Material for this exercise Start Marker
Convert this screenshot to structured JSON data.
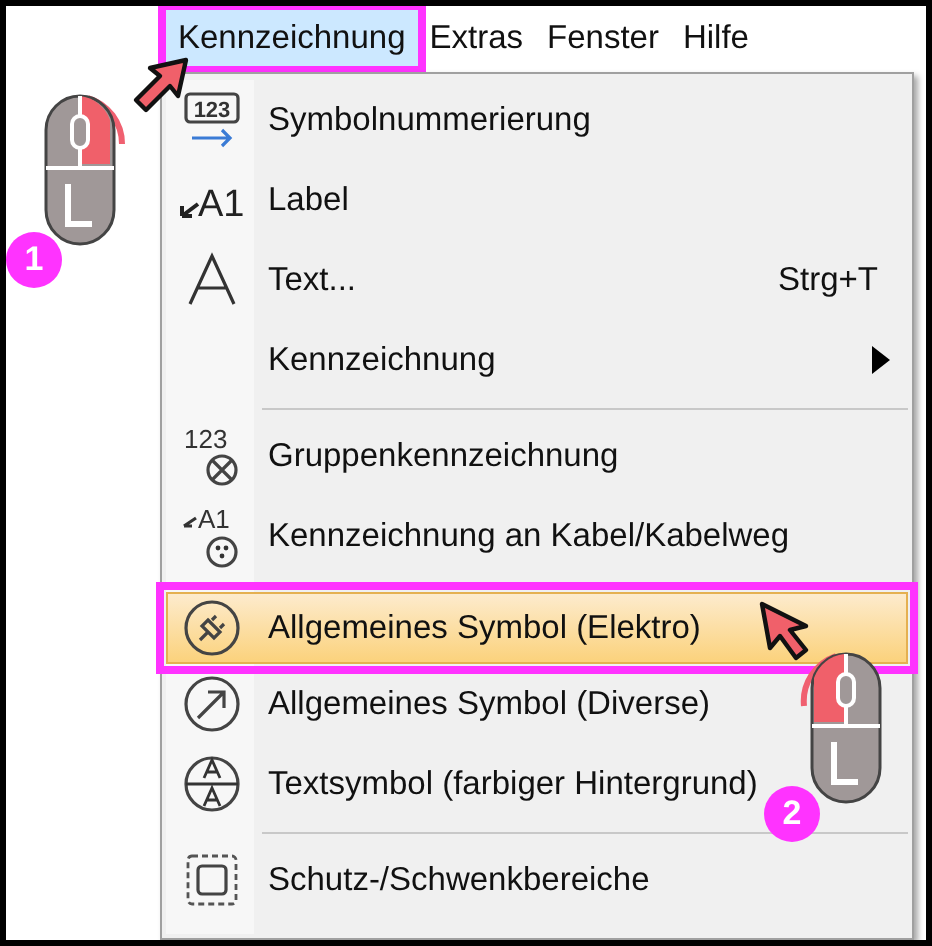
{
  "menu_bar": [
    {
      "label": "Kennzeichnung",
      "selected": true
    },
    {
      "label": "Extras",
      "selected": false
    },
    {
      "label": "Fenster",
      "selected": false
    },
    {
      "label": "Hilfe",
      "selected": false
    }
  ],
  "dropdown": [
    {
      "kind": "item",
      "label": "Symbolnummerierung",
      "icon_text": "123",
      "selected": false
    },
    {
      "kind": "item",
      "label": "Label",
      "icon_text": "A1",
      "selected": false
    },
    {
      "kind": "item",
      "label": "Text...",
      "shortcut": "Strg+T",
      "selected": false
    },
    {
      "kind": "submenu",
      "label": "Kennzeichnung",
      "selected": false
    },
    {
      "kind": "separator"
    },
    {
      "kind": "item",
      "label": "Gruppenkennzeichnung",
      "icon_text": "123",
      "selected": false
    },
    {
      "kind": "item",
      "label": "Kennzeichnung an Kabel/Kabelweg",
      "icon_text": "A1",
      "selected": false
    },
    {
      "kind": "item",
      "label": "Allgemeines Symbol (Elektro)",
      "selected": true
    },
    {
      "kind": "item",
      "label": "Allgemeines Symbol (Diverse)",
      "selected": false
    },
    {
      "kind": "item",
      "label": "Textsymbol (farbiger Hintergrund)",
      "selected": false
    },
    {
      "kind": "separator"
    },
    {
      "kind": "item",
      "label": "Schutz-/Schwenkbereiche",
      "selected": false
    }
  ],
  "steps": [
    {
      "number": "1"
    },
    {
      "number": "2"
    }
  ]
}
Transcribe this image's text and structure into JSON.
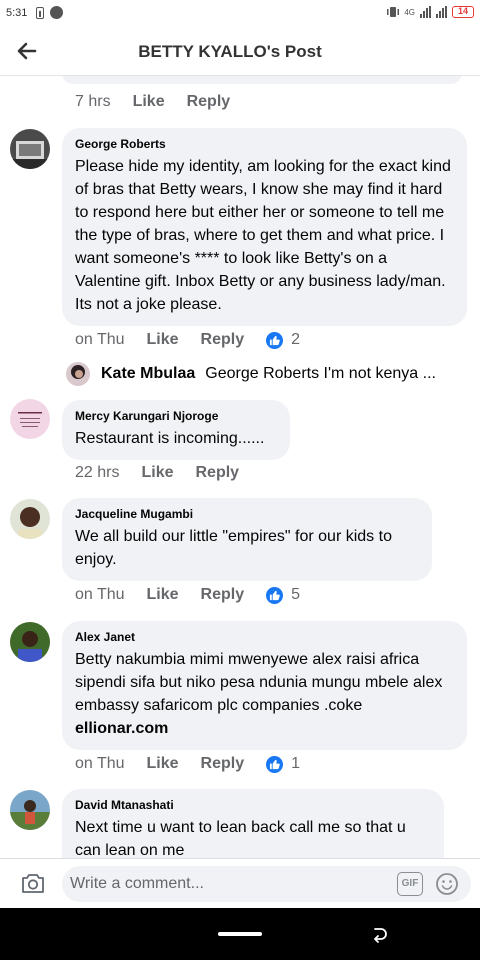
{
  "status_bar": {
    "time": "5:31",
    "network": "4G",
    "battery": "14"
  },
  "header": {
    "title": "BETTY KYALLO's Post"
  },
  "top_comment_actions": {
    "time": "7 hrs",
    "like": "Like",
    "reply": "Reply"
  },
  "comments": [
    {
      "author": "George Roberts",
      "text": "Please hide my identity, am looking for the exact kind of bras that Betty wears, I know she may find it hard to respond here but either her or someone to tell me the type of bras, where to get them and what price. I want someone's **** to look like Betty's on a Valentine gift. Inbox Betty or any business lady/man. Its not a joke please.",
      "time": "on Thu",
      "like": "Like",
      "reply": "Reply",
      "reactions": "2"
    },
    {
      "author": "Mercy Karungari Njoroge",
      "text": "Restaurant is incoming......",
      "time": "22 hrs",
      "like": "Like",
      "reply": "Reply"
    },
    {
      "author": "Jacqueline Mugambi",
      "text": "We all build our little \"empires\" for our kids to enjoy.",
      "time": "on Thu",
      "like": "Like",
      "reply": "Reply",
      "reactions": "5"
    },
    {
      "author": "Alex Janet",
      "text": "Betty nakumbia mimi mwenyewe alex   raisi africa sipendi sifa but niko pesa ndunia mungu mbele alex embassy safaricom plc companies .coke",
      "link": "ellionar.com",
      "time": "on Thu",
      "like": "Like",
      "reply": "Reply",
      "reactions": "1"
    },
    {
      "author": "David Mtanashati",
      "text": "Next time u want to lean back call me so that u can lean on me"
    }
  ],
  "reply_preview": {
    "author": "Kate Mbulaa",
    "text": "George Roberts I'm  not kenya ..."
  },
  "composer": {
    "placeholder": "Write a comment...",
    "gif": "GIF"
  },
  "colors": {
    "accent": "#1877f2",
    "bubble": "#f0f2f5",
    "muted": "#65676b",
    "battery_low": "#e53935"
  },
  "icons": [
    "back-arrow-icon",
    "like-thumb-icon",
    "camera-icon",
    "gif-icon",
    "emoji-icon"
  ]
}
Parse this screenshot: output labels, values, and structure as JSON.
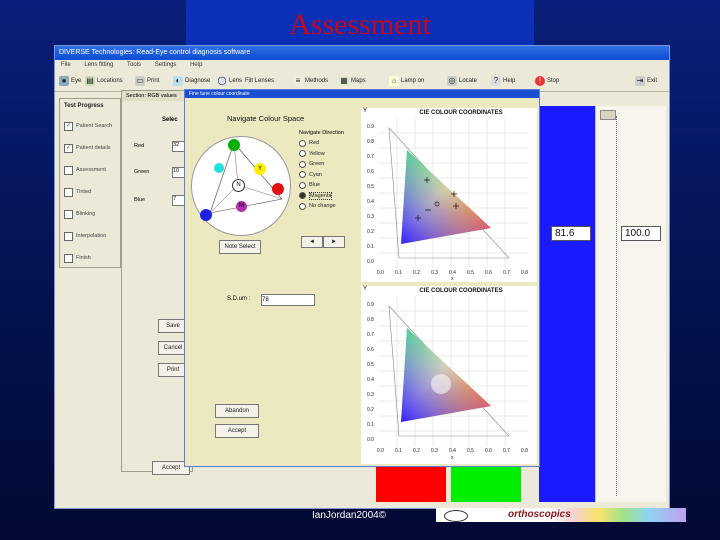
{
  "slide": {
    "title": "Assessment",
    "footer": "IanJordan2004©",
    "logo_text": "orthoscopics"
  },
  "app": {
    "title": "DIVERSE Technologies: Read-Eye control diagnosis software",
    "menu": [
      "File",
      "Lens fitting",
      "Tools",
      "Settings",
      "Help"
    ],
    "toolbar": [
      "Eye",
      "Locations",
      "Print",
      "Diagnose",
      "Lens",
      "Filt Lenses",
      "Methods",
      "Maps",
      "Lamp on",
      "Locate",
      "Help",
      "Stop",
      "Exit"
    ],
    "left_panel": {
      "heading": "Test Progress",
      "items": [
        {
          "label": "Patient Search",
          "checked": true
        },
        {
          "label": "Patient details",
          "checked": true
        },
        {
          "label": "Assessment",
          "checked": false
        },
        {
          "label": "Tinted",
          "checked": false
        },
        {
          "label": "Blinking",
          "checked": false
        },
        {
          "label": "Interpolation",
          "checked": false
        },
        {
          "label": "Finish",
          "checked": false
        }
      ]
    },
    "select_panel": {
      "header": "Section: RGB values",
      "select_label": "Selec",
      "red_label": "Red",
      "green_label": "Green",
      "blue_label": "Blue",
      "red_value": "32",
      "green_value": "10",
      "blue_value": "7",
      "buttons": [
        "Save",
        "Cancel",
        "Print",
        "Accept"
      ]
    },
    "right_values": {
      "left_value": "81.6",
      "right_value": "100.0"
    }
  },
  "dialog": {
    "title": "Fine tune colour coordinate",
    "nav_title": "Navigate Colour Space",
    "direction_heading": "Navigate Direction",
    "directions": [
      "Red",
      "Yellow",
      "Green",
      "Cyan",
      "Blue",
      "Magenta",
      "No change"
    ],
    "selected_direction": "Magenta",
    "wheel_center_label": "N",
    "wheel_yellow_label": "Y",
    "wheel_magenta_label": "M",
    "note_button": "Note Select",
    "sd_label": "S.D.um :",
    "sd_value": "78",
    "buttons": [
      "Abandon",
      "Accept"
    ],
    "arrows": [
      "◄",
      "►"
    ]
  },
  "cie_top": {
    "title": "CIE COLOUR COORDINATES",
    "ylabel": "Y",
    "xlabel": "x",
    "yticks": [
      "0.9",
      "0.8",
      "0.7",
      "0.6",
      "0.5",
      "0.4",
      "0.3",
      "0.2",
      "0.1",
      "0.0"
    ],
    "xticks": [
      "0.0",
      "0.1",
      "0.2",
      "0.3",
      "0.4",
      "0.5",
      "0.6",
      "0.7",
      "0.8"
    ]
  },
  "cie_bottom": {
    "title": "CIE COLOUR COORDINATES",
    "ylabel": "Y",
    "xlabel": "x",
    "yticks": [
      "0.9",
      "0.8",
      "0.7",
      "0.6",
      "0.5",
      "0.4",
      "0.3",
      "0.2",
      "0.1",
      "0.0"
    ],
    "xticks": [
      "0.0",
      "0.1",
      "0.2",
      "0.3",
      "0.4",
      "0.5",
      "0.6",
      "0.7",
      "0.8"
    ]
  },
  "colors": {
    "title_red": "#c8081a",
    "bar_blue": "#1a1aff",
    "bar_red": "#ff0000",
    "bar_green": "#00ee00"
  }
}
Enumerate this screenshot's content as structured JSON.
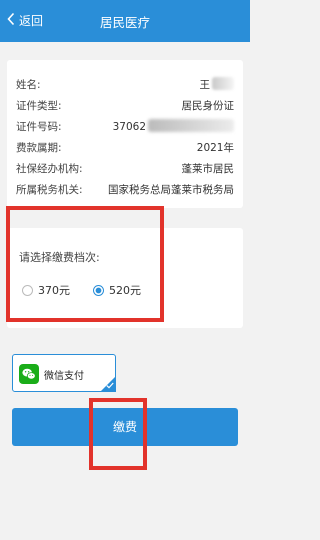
{
  "header": {
    "back_label": "返回",
    "title": "居民医疗"
  },
  "info": {
    "rows": [
      {
        "label": "姓名:",
        "value": "王"
      },
      {
        "label": "证件类型:",
        "value": "居民身份证"
      },
      {
        "label": "证件号码:",
        "value": "37062"
      },
      {
        "label": "费款属期:",
        "value": "2021年"
      },
      {
        "label": "社保经办机构:",
        "value": "蓬莱市居民"
      },
      {
        "label": "所属税务机关:",
        "value": "国家税务总局蓬莱市税务局"
      }
    ]
  },
  "tier": {
    "label": "请选择缴费档次:",
    "options": [
      {
        "label": "370元",
        "selected": false
      },
      {
        "label": "520元",
        "selected": true
      }
    ]
  },
  "payment": {
    "method_label": "微信支付",
    "selected": true
  },
  "pay_button": {
    "label": "缴费"
  },
  "colors": {
    "primary": "#2a8ed8",
    "highlight": "#e2332b",
    "wechat": "#1aad19"
  }
}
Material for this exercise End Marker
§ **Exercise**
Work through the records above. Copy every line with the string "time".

§ **Final answer**
    "time": "5:31",
    "time": "7 hrs",
      "time": "on Thu",
      "time": "22 hrs",
      "time": "on Thu",
      "time": "on Thu",
      "text": "Next time u want to lean back call me so that u can lean on me"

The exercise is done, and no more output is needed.